* Task to complete
Could you show each line of the records that contains the word "本地磁盘"?

* Provided data
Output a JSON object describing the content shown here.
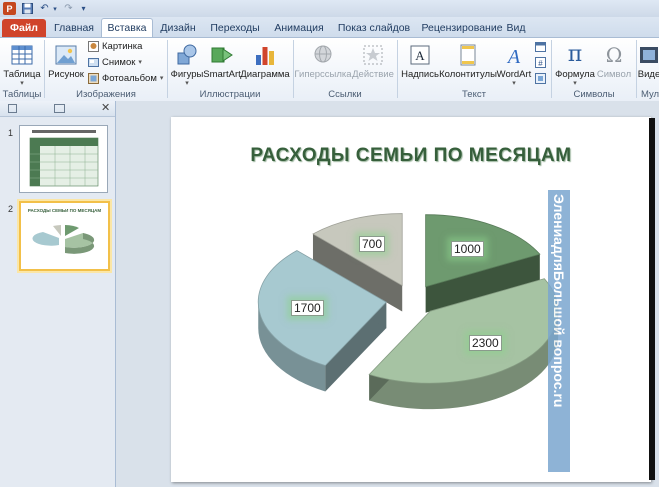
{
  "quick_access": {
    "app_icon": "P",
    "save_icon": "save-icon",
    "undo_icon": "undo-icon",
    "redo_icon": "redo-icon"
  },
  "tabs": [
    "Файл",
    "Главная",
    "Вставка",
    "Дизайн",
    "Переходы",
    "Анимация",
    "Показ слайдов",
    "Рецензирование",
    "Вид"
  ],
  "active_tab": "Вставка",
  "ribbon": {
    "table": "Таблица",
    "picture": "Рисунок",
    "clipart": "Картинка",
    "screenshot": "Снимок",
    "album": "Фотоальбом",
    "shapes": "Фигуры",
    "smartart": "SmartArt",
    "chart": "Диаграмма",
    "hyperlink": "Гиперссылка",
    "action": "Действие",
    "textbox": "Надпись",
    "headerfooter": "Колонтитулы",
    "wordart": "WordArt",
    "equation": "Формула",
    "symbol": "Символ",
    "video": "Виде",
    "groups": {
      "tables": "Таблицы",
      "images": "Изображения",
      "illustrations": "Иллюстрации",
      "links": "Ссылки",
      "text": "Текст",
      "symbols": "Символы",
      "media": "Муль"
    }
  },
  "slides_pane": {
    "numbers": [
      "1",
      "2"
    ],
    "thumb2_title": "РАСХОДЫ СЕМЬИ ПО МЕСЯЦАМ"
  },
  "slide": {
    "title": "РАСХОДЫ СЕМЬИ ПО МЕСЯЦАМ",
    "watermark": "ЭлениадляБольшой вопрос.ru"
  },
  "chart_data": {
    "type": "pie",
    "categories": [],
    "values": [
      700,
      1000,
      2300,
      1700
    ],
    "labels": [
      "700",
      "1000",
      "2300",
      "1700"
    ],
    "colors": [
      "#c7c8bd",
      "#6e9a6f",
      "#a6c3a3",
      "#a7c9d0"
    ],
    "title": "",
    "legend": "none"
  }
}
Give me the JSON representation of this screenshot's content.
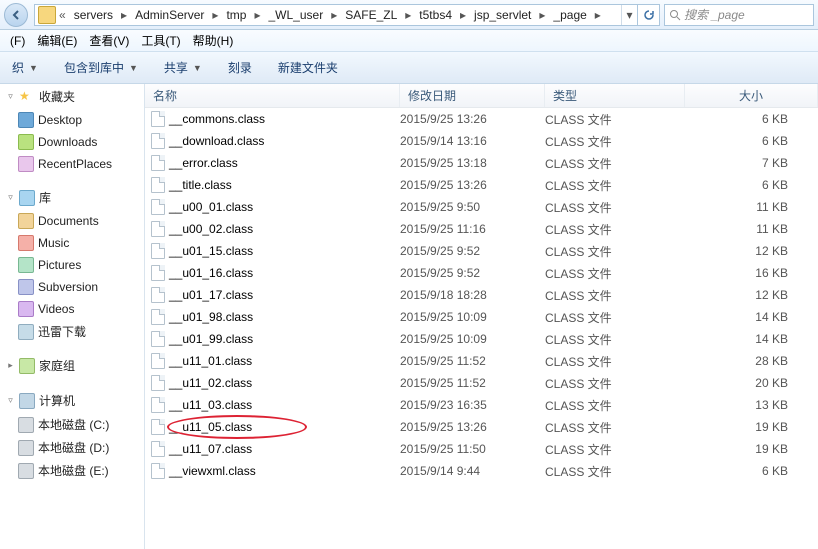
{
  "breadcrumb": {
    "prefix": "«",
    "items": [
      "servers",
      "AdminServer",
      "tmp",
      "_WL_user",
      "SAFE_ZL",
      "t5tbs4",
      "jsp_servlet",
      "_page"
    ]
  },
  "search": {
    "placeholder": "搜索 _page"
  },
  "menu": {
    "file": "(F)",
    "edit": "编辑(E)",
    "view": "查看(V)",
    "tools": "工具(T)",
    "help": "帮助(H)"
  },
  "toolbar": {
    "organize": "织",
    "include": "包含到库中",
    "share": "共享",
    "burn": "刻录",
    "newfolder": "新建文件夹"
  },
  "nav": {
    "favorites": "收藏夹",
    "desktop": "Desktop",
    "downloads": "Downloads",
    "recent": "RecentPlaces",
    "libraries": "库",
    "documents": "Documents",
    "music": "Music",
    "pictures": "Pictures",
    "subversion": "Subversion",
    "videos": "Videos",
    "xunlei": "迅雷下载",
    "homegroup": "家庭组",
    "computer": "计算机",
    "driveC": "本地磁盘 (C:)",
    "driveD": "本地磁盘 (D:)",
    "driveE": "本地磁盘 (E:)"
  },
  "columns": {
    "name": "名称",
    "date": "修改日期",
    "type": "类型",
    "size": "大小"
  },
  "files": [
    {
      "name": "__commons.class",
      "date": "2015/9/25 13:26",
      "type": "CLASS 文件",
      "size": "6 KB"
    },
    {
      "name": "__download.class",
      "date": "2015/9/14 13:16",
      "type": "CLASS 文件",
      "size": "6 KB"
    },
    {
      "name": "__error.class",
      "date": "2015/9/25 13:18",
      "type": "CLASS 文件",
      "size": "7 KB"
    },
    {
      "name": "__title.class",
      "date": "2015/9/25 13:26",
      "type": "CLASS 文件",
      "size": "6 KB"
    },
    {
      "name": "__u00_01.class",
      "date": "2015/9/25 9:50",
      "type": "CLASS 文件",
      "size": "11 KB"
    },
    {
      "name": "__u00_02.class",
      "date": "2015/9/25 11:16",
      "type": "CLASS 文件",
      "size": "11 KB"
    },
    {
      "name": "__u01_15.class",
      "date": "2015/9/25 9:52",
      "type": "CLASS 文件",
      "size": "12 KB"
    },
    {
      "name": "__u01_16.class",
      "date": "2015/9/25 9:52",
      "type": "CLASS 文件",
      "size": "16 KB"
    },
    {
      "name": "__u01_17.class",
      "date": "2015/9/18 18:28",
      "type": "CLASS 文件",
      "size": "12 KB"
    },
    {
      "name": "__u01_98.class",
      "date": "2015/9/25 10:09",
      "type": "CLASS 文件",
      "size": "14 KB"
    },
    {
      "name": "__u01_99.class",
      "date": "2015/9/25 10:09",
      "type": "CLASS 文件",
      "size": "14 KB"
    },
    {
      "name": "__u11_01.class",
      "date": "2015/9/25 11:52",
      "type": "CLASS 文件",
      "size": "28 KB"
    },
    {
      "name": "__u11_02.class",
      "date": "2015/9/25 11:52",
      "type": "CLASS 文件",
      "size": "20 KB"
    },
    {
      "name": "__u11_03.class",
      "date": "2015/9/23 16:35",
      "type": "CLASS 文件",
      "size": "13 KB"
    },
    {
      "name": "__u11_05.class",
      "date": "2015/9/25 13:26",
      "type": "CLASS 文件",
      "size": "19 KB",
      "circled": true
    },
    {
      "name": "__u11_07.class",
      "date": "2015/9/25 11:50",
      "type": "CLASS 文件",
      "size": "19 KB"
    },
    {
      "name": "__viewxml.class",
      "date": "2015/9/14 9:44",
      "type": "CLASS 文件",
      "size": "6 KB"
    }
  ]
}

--

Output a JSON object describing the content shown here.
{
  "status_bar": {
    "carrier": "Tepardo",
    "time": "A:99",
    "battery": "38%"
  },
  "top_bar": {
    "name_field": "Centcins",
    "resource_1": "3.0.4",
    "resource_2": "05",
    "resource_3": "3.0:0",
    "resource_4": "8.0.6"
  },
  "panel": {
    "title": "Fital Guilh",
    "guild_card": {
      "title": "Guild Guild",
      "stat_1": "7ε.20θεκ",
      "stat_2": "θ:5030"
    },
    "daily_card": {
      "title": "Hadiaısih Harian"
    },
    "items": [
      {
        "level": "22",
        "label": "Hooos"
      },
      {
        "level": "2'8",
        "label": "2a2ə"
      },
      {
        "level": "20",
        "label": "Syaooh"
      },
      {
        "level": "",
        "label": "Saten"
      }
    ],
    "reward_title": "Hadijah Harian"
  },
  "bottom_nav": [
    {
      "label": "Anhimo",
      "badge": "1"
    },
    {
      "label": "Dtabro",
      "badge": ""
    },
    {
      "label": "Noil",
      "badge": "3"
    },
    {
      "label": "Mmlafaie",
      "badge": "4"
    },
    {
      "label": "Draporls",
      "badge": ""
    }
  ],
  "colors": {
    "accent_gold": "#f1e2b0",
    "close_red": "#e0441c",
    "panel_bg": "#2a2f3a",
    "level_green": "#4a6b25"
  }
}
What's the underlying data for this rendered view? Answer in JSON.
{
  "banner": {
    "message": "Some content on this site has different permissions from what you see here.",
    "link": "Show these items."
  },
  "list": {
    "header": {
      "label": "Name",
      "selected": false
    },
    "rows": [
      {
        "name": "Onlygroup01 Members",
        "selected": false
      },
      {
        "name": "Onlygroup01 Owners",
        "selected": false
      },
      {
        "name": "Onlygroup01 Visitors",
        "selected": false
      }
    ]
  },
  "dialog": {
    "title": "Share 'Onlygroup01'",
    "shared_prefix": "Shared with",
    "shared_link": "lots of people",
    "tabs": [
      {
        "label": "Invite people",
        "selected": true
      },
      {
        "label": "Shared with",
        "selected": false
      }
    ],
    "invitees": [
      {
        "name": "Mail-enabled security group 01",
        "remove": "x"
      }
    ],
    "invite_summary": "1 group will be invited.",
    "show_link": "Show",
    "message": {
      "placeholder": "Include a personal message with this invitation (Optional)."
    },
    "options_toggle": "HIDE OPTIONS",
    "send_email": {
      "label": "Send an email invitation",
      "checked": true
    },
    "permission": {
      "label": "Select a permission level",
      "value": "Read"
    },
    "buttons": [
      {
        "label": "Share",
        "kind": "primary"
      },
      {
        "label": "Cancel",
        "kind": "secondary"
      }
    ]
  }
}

* Task result
    "driveC": "本地磁盘 (C:)",
    "driveD": "本地磁盘 (D:)",
    "driveE": "本地磁盘 (E:)"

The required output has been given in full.